“We need to let go of images that get in the way of a grown-up relationship with God, who is both far beyond us, yet so close to us.”

The Foundation of Heroism: Magis
By Chris Lowney
Lowney considers motivation and the magis as he discusses how the Spiritual Exercises work as a leadership tool.

Learning to Live Reverently
By Gerald M. Fagin, SJ
Reverence is foundational for putting on the heart of Christ and enables us to find God in all things.

In the Footsteps of Ignatius
An article about the ways people are making the Exercises today.

Ignatian Spirituality Project
A remarkable Chicago-based Jesuit ministry which offers retreats to those who are homeless and seeking recovery, to help them find meaning and purpose as they reclaim their lives. The Ignatian Spirituality Project also trains the formerly homeless to assist in giving retreats.

Perspectives in Understanding and Using the Spiritual Exercises
By John Veltri, SJ
Different ways that spiritual directors approach the Spiritual Exercises. An article primarily for spiritual directors.

The Spiritual Exercises: Forming Lay People Shaping Partners in Ministry (PDF)
By Maureen McCann Waldron
Waldron shares her experience of being introduced to the Spiritual Exercises and the impact this has had on her life. She also relates how she is working with the Collaborative Ministry Office at Creighton University to help lay people have greater access to the Exercises.

Thoughts on Youth and the Ignatian Method (PDF)
By Nathan Stone, SJ
Describing the Spiritual Exercises as primarily a vocational experience in the broadest sense, Stone advocates developing strategies for bringing the Spiritual Exercises to young adults.

Spiritual Exercises in Everyday Life (Puget Sound)
Program information about a nine-month experiential retreat of the Spiritual Exercises of St. Ignatius Loyola. The site also includes a daily prayer feature.

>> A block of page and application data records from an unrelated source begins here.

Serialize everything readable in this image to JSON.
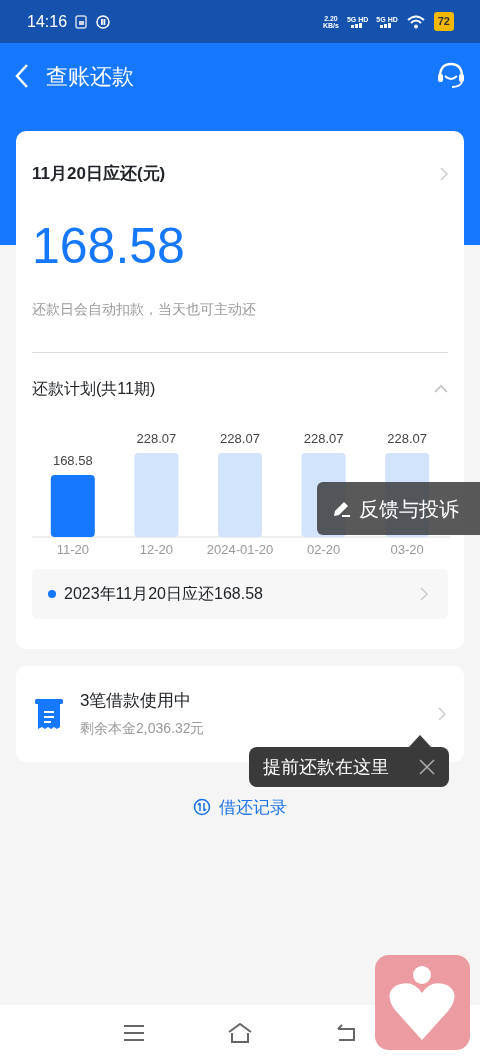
{
  "status_bar": {
    "time": "14:16",
    "speed": "2.20",
    "speed_unit": "KB/s",
    "sim_1": "5G HD",
    "sim_2": "5G HD",
    "battery": "72"
  },
  "header": {
    "title": "查账还款"
  },
  "due_card": {
    "title": "11月20日应还(元)",
    "amount": "168.58",
    "note": "还款日会自动扣款，当天也可主动还",
    "plan_title": "还款计划(共11期)",
    "expanded": true,
    "chart_data": {
      "type": "bar",
      "categories": [
        "11-20",
        "12-20",
        "2024-01-20",
        "02-20",
        "03-20"
      ],
      "values": [
        168.58,
        228.07,
        228.07,
        228.07,
        228.07
      ],
      "data_labels": true
    },
    "bars": [
      {
        "selected": true
      },
      {
        "selected": false
      },
      {
        "selected": false
      },
      {
        "selected": false
      },
      {
        "selected": false
      }
    ],
    "summary": "2023年11月20日应还168.58"
  },
  "loans": {
    "title": "3笔借款使用中",
    "subtitle": "剩余本金2,036.32元"
  },
  "tooltip": {
    "text": "提前还款在这里"
  },
  "history_link": "借还记录",
  "feedback_button": "反馈与投诉"
}
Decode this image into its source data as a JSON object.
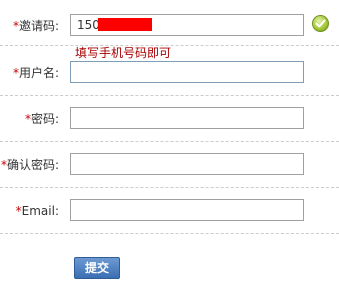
{
  "form": {
    "required_mark": "*",
    "fields": [
      {
        "label": "邀请码:",
        "value": "150",
        "placeholder": ""
      },
      {
        "label": "用户名:",
        "value": "",
        "placeholder": ""
      },
      {
        "label": "密码:",
        "value": "",
        "placeholder": ""
      },
      {
        "label": "确认密码:",
        "value": "",
        "placeholder": ""
      },
      {
        "label": "Email:",
        "value": "",
        "placeholder": ""
      }
    ],
    "invite_hint": "填写手机号码即可",
    "valid_icon": "check-circle-icon",
    "submit_label": "提交"
  },
  "colors": {
    "required": "#cc0000",
    "hint": "#aa0000",
    "submit": "#3a6fb3",
    "valid": "#a7c93a",
    "redaction": "#ff0000"
  }
}
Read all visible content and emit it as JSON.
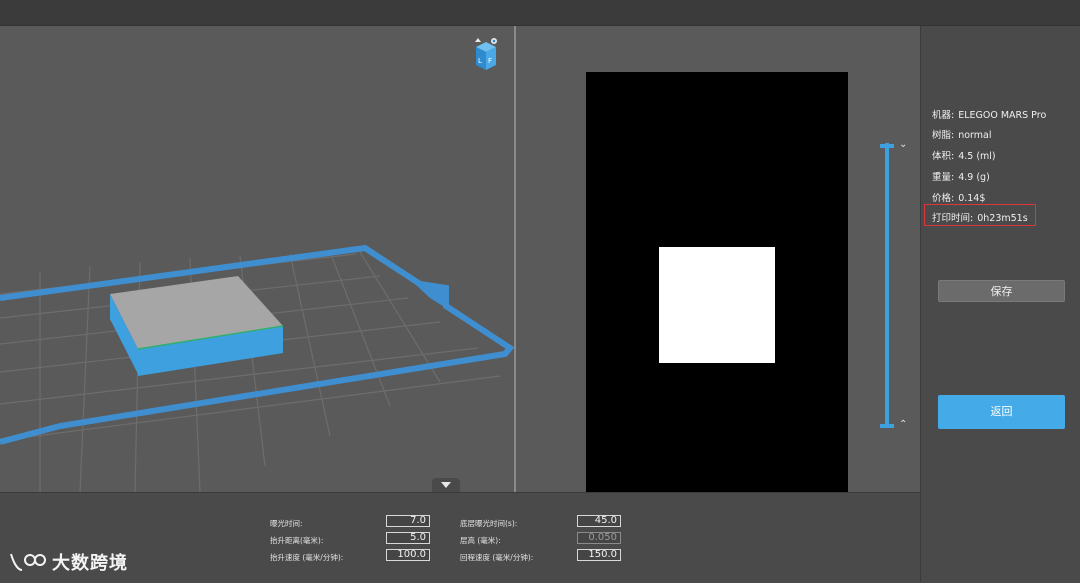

Ecology and the Spiritual Exercises (PDF)
By Trileigh Tucker
Tucker explores how the Spiritual Exercises provide us with a structure to examine the relationship between the individual and the environment. Article in The Way, 2004.

The Spiritual Exercises and Ecology (PDF)
By James Profit, SJ
Through the experience of the Spiritual Exercises, participants can experience healing of the relationship with God and the earth. This ultimately leads to loving action for the sake of the earth and experiencing the love of God in and through creation.

Spiritual Exercises: A Ministry of Jesuits and Lay Colleagues (PDF)
By Hans van Leeuwen
Report on the history of Jesuit and lay collaboration in giving the Spiritual Exercises in the Netherlands and Northern Belgium.

In a Judge’s Chambers: Exercises in Daily Life, An Interview (PDF)
Judge Francisco Firmat recounts how he came to lead the Exercises in Daily Life. Fr. Bernard J. Bush interviewed Firmat for this piece in 1999.

When Are Spiritual Exercises Ignatian Spiritual Exercises? (PDF)
By Mark Rotsaert, SJ
An in-depth discussion of the Spiritual Exercises that emphasizes the non-negotiable teaching which has to be a part of any adaptation of the Exercises.